The endodontist removes the inflamed or infected pulp, carefully cleans and shapes the inside of the root canal, then fills and seals the space. Afterward, you will return to your dentist, who will place a crown or other restoration on the tooth to protect and restore it to full function. After restoration, the tooth continues to function like any other tooth.
Will I feel pain during or after the Root Canal?
Many endodontic procedures are performed to relieve the pain of toothaches caused by pulp inflammation or infection. With modern techniques and anesthetics, most patients report that they are comfortable during the procedure.
For the first few days after treatment, your tooth may feel sensitive, especially if there was pain or infection before the procedure. This discomfort can be relieved with over-the-counter or prescription medications. Follow your endodontist’s instructions carefully.
Your tooth may continue to feel slightly different from your other teeth for some time after your endodontic treatment is completed. However, if you have severe pain or pressure or pain that lasts more than a few days, call your endodontist.
Benefits of Root Canal Treatment
Root canal treatment is virtually painless and often leaves you with less discomfort during recovery than if you have your natural tooth extracted. Thanks to modern techniques and effective anesthesia, patients who experience root canals are six times more likely to describe it as painless than patients who have a tooth extracted!
When you undergo a root canal or other endodontic treatment, the inflamed or infected pulp is removed and the inside of the tooth is carefully cleaned and disinfected, then filled and sealed with a rubber-like material called gutta-percha.
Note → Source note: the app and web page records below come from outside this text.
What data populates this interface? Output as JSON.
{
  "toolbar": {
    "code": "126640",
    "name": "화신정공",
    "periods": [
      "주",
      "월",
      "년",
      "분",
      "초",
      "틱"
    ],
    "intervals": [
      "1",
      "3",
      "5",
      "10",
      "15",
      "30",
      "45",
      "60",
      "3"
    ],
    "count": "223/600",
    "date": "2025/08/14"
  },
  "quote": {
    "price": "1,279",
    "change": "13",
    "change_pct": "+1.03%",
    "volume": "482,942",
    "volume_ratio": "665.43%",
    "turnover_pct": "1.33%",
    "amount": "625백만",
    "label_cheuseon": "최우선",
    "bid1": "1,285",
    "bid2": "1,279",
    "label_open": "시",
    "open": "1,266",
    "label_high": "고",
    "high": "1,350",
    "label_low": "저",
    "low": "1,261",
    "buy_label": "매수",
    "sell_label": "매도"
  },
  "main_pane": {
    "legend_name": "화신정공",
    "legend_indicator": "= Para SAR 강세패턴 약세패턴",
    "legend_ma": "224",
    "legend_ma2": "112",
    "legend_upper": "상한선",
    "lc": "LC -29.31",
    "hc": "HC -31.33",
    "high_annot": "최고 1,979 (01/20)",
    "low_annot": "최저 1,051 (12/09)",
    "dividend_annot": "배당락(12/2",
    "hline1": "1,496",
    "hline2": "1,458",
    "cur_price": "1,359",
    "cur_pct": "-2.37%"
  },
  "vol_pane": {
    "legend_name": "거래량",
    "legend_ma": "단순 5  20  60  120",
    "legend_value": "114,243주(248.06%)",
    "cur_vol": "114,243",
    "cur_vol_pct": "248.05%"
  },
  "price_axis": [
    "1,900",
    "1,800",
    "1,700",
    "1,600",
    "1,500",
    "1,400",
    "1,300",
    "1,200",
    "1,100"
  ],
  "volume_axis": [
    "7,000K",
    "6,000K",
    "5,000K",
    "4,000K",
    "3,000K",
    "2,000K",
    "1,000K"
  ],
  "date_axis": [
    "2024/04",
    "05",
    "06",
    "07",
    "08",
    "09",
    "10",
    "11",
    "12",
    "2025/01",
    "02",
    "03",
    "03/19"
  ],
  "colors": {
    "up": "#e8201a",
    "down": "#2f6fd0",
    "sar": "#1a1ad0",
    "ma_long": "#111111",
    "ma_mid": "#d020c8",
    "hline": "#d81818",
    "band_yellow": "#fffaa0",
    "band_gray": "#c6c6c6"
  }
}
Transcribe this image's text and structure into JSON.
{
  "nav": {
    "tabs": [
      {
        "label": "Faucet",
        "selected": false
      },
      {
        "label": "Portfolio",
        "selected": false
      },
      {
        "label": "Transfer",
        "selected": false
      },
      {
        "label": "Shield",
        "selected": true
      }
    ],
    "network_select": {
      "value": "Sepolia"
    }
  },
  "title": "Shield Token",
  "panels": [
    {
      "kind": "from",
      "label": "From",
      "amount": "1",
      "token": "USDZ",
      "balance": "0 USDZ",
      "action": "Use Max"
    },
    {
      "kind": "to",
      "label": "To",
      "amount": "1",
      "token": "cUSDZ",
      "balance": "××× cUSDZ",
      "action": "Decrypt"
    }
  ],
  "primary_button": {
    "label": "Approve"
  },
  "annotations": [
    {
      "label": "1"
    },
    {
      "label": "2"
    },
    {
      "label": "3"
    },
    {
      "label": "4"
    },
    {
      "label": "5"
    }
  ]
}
Afterwards, the tooth is restored with a crown or filling for protection and will continue to function like any other tooth.
Benefits of Saving the Natural Tooth
There are many clinical reasons for needing root canal treatment, but there are also countless practical reasons why saving the natural tooth is a wise choice. Endodontic treatment helps you maintain your natural smile, continue eating the foods you love and limits the need for ongoing dental work. With proper care, most teeth that have had root canal treatment can last a lifetime.
Virtually Pain-Free Procedure
Root canal treatment is virtually painless and often leaves you with less discomfort during recovery than if you have your natural tooth extracted. Thanks to modern techniques and effective anesthesia, patients who experience root canals are six times more likely to describe it as painless than patients who have a tooth extracted.
Efficient & Cost-Effective
Tooth extraction can take longer than root canal treatment due to follow-up appointments required for a denture, bridge or implant; plus the cost may be higher. Most dental insurance plans cover endodontic treatment.
Visually Appealing Result
Crowns not only function like natural teeth; they look great, too. Improve your smile and laugh out loud again with root canal treatment.
Take the time to learn more about root canal treatment and some of the common misconceptions about it and then take the first step to a pain-free, healthy mouth by visiting an endodontist near you.